Robert Newton works as a full-time firefighter with the Metropolitan Fire Brigade. His first novel, My Name is Will Thompson, was published in 2001. Since then he has written six other novels for young people, including Runner, The Black Dog Gang and When We Were Two, which won the 2012 Prime Minister's Literary Award for Young Adult Fiction. He lives in Melbourne with his wife and three daughters.
Gr 5-8-Charlie Feehan, 16, stuffs the holes in his boots with newspaper and runs through the streets of Melbourne, in 1919, to escape the cold and sadness in his mother's tiny flat since his father died. When the city's most notorious gangster, Squizzy Taylor, offers the teen a paying job as a runner, he secretly quits school and takes to the streets, delivering illegal liquor and collecting money for his boss. Vowing to surprise his mother with money to ease her burden, Charlie ignores obvious dangers. Teamed up with "Nostrils," he cowardly runs away from a gang one night, leaving the boy behind to be brutally beaten. Shaken, Charlie quits the illegal running and listens to his neighbor Mr. Redmond, who offers to train him to run for a purse in the Bellarat footraces. Betting his ill-gotten gains on himself, Charlie wins and uses the money to help Nostrils, who is now on crutches. Rich dialogue in Australian dialect creates a colorful picture of the historical urban setting, suspenseful plot, and warm characterizations. Minor figures are as well developed as the protagonist, and readers will enjoy Nostrils and his football-obsessed father, Charlie's budding romance with the baker's daughter, and the flamboyant Squizzy and his motherly girlfriend. Add this one to adventure collections or bibliographies about Prohibition.-Vicki Reutter, Cazenovia High School, NY Copyright 2007 Reed Business Information.

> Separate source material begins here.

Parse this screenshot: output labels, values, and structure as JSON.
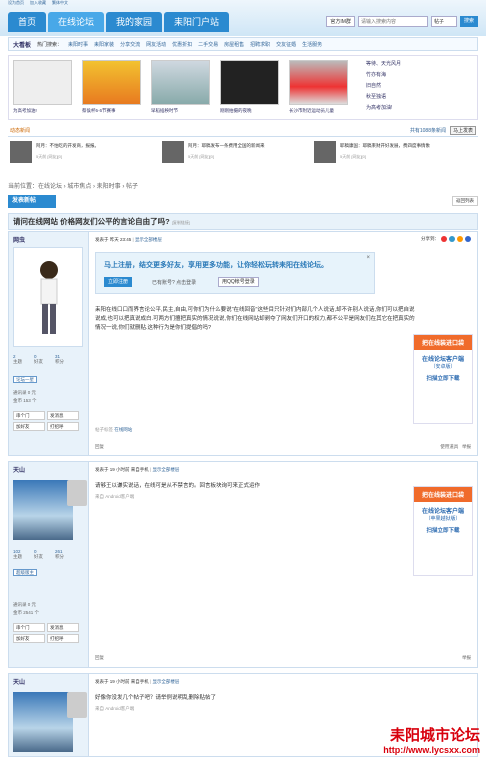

Australian author Newton's touching coming-of-age story starring 16-year-old Charlie Feehan is set in 1919 Melbourne. After his father's death, Charlie still wears knickerbockers at school, "but once the lessons were over, I returned home and stepped into the long pants of adulthood." Responsible for caring for his impoverished family, Charlie runs several miles nightly, in an effort to cast off the inescapable cold at home ("To be poor was to be cold. The two were the same"). Charlie's speed attracts the attention of local crime boss Squizzy Taylor who offers him a job as a runner, delivering goods and collecting payments. Though Charlie's mother forbids him from accepting the position, he skips school to take the job. However, he eventually discovers that Squizzy's world is far too dangerous. When Charlie's friend and fellow runner, Norman "Nostrils" Heath, is crippled by a gang attack, Charlie, paralyzed by fear, is unable to come to his friend's defense. Charlie's neighbor, Mr. Redman, offers to train him for the big Bellarat Mile Race, and Charlie sees this as his best opportunity for redemption. The youth's growing friendship with Nostrils is especially tender, as is a subplot centering on a nascent romantic interest. Newton's writing teems with bright, engaging dialogue, a compelling historical setting and fully developed characters; this outing should easily win him U.S. fans. Ages 10-up. (Apr.) Copyright 2007 Reed Business Information.